Boxing Day, the day after Christmas, a day in which my mother hosted a late luncheon for the family and sometimes friends.   We did it Danish style, and had a Smorgasbord, Danish Smørrebrød, as well as a range of other danish specialties.  (I did mention that I'm Danish, didn't I?).    From pickled herring on ryebread as the starter, to sillsalat (herring salad), fresh fried Dover Sole, mackeral in tomato sauce, crab, shrimp, as well as various danish cold cuts, røllepølse, ham, salami, hard cooked eggs and tomato wedges,  and for dessert a fresh fruit salad and various cheeses.     My mom's fruit salad was a wondrous mixture of fruits all held together with some fresh whipped cream, and topped with very thin slivers of chocolate.    How we made room for dessert, I'll never know, but we did.  Oh, did I mention that our lunch would stretch for 2 or 3  or 4 hours sometimes, yup.  That meal was never hurried, we ate a little and visited and enjoyed each others' company.    And I'm not forgetting the 'snaps', a little bit of Aquavit was enjoyed by all, but the youngest at the table.  (Go here to read more about it; ) We always had a glass with our herring and then another a little bit later on in the meal, followed by a third, never more than that.   Those of us old enough to enjoy a beer would also have a beer to sip on during the meal, the youngest would have a 'pop', or soda to those who aren't Canadian.    Which when I was young, was a treat in and of itself.   Pop was reserved for very special occasions, Christmas being one of them.   

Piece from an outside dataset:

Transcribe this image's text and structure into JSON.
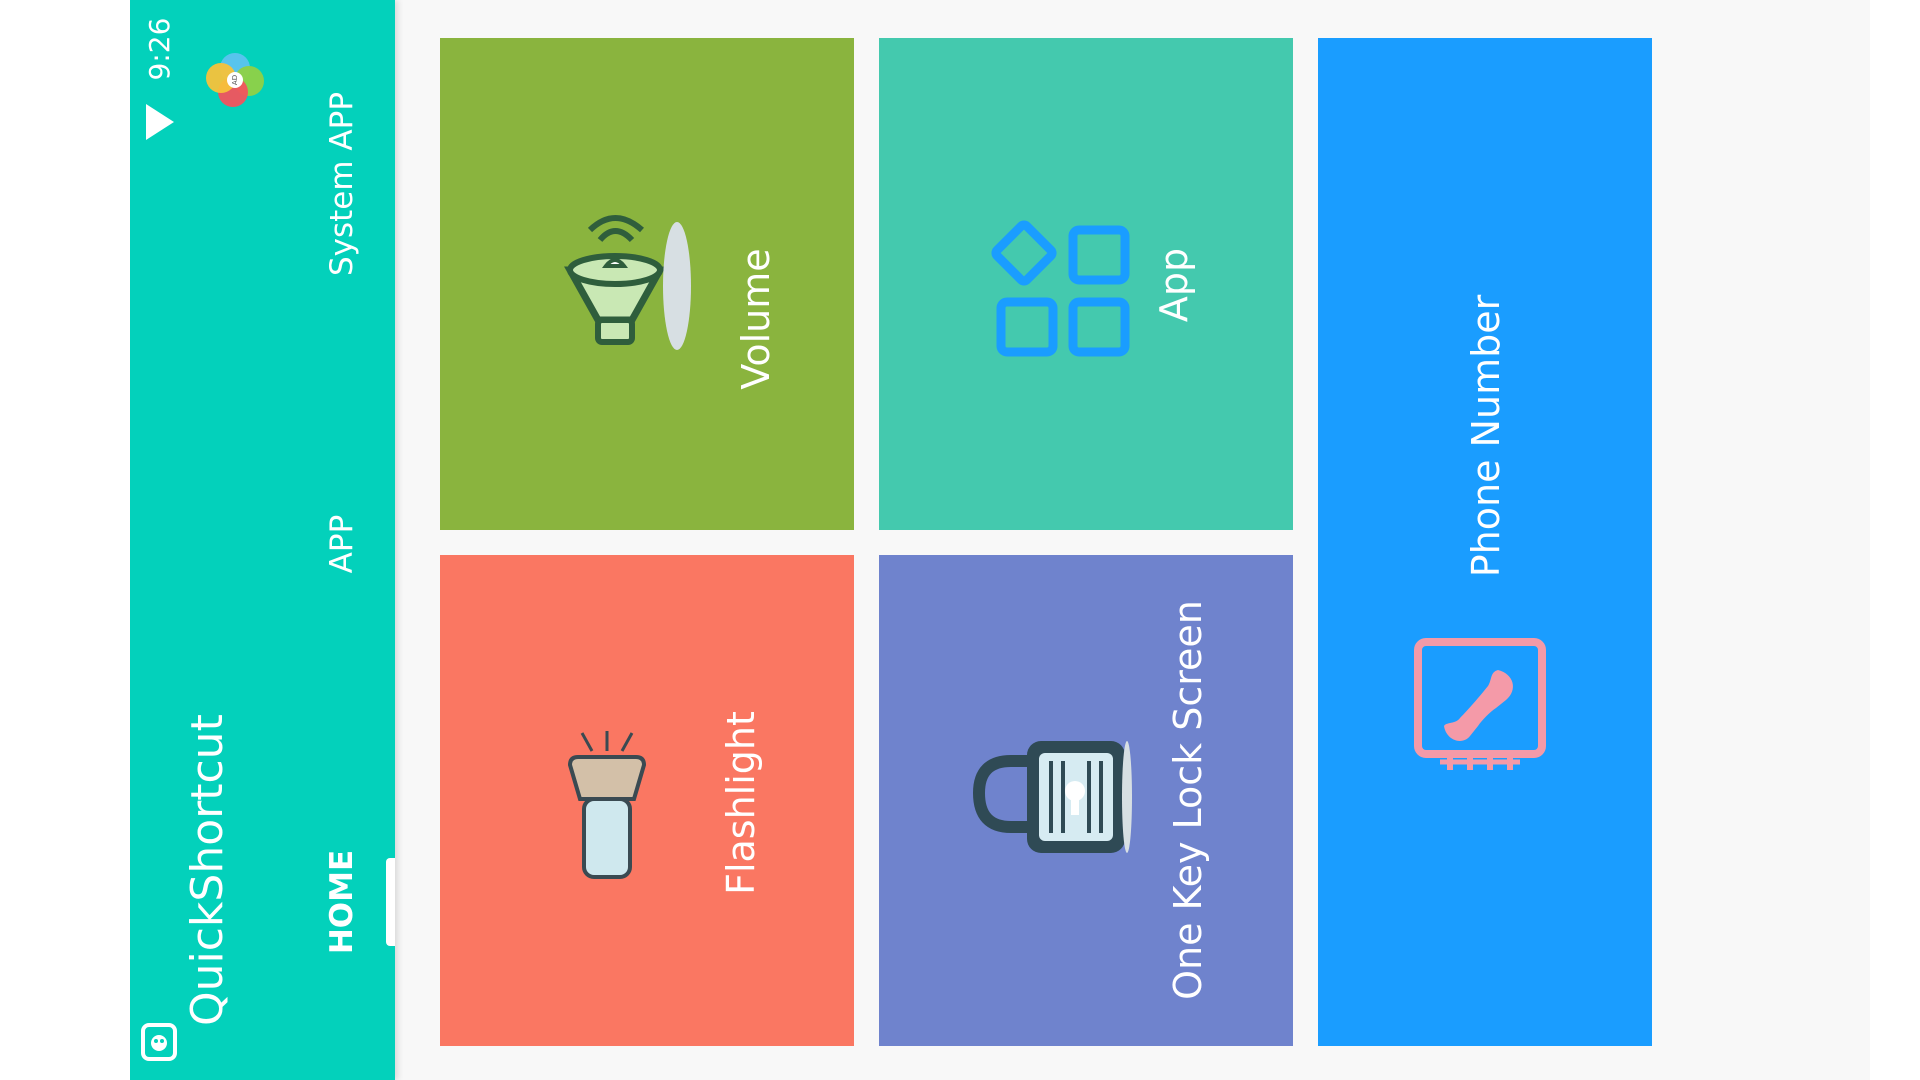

However those days are long gone, we're all grown up and we all have families and traditions that vary from what we grew up with.    I still make Christmas Eve special, but with only two of us at home, I now invite friends in who may be far from their families on Christmas, and I make my husbands' favorite meal,  a Prime Rib.   

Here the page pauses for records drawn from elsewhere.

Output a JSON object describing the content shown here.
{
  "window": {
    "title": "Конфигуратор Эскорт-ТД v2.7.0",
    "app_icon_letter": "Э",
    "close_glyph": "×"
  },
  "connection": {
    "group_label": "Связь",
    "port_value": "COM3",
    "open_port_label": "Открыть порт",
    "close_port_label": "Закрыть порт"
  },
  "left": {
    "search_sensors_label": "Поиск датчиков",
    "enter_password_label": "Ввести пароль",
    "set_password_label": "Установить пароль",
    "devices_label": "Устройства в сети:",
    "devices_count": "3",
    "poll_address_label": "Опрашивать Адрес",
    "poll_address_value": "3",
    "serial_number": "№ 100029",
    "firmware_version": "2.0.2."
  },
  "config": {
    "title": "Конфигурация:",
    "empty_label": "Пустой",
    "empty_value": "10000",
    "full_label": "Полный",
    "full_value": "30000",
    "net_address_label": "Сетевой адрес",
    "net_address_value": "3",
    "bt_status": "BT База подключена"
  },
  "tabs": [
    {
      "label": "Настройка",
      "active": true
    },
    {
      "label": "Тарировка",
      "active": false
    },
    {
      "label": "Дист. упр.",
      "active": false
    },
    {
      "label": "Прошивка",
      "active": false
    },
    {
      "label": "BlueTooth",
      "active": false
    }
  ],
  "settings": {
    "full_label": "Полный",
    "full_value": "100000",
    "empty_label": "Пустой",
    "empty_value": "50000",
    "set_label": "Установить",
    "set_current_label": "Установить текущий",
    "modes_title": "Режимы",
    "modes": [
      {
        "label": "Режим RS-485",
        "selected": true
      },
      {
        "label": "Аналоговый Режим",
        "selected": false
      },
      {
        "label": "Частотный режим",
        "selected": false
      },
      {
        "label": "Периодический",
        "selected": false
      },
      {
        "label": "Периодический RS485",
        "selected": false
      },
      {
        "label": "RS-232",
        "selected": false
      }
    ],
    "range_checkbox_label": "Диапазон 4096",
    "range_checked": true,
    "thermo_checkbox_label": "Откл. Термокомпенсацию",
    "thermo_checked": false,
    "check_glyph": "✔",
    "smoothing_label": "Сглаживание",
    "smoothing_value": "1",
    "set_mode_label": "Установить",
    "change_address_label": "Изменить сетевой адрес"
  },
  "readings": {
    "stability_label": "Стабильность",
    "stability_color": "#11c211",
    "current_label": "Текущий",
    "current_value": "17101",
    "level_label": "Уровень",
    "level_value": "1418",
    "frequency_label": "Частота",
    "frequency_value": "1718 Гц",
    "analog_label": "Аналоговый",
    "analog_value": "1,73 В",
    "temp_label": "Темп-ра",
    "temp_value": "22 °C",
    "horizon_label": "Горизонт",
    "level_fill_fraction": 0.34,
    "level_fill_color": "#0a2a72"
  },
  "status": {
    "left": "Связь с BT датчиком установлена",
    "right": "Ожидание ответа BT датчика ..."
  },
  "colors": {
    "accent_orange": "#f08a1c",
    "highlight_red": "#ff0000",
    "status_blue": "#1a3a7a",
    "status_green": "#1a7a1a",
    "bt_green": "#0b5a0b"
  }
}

6 lb. Prime Rib ready for the oven.
I'll close with a few pictures from Christmas Eve.
This is after I'd carved it, as you can see, lovely and rare.  

Yorkshire Pudding in the oven, they all rose this year, giggle.

Can't have Prime Rib without Yorkshire Pudding.

Managed to get a couple of shots of the food after.

As you can see, we had some hungry people who joined us.


The Dessert Table


For more recipes please check out   

All about food. *giggle*


  1. Childhood memories, so wonderful! Nice post!

  2. Great to find your blog, and to read about so many familiar traditions! Our smorgasbord was always on Christmas Eve...I still have a weakness for røllepølse and rye bread (the only day of the year I eat veal -- I can't resist!)

    I can't wait to see your Citronfromage recipe...not familiar with it, but it sounds wonderful! Theresa

  3. Thanks for kind comments. I'm planning on trying my hand at making a røllepølse soon, my mom used to make them from pork from time to time. I know how labor consuming it is, but well worth it.
    I find that the older I get the more I cherish the traditions of my childhood, and I try to recreate them in a small way, all by myself.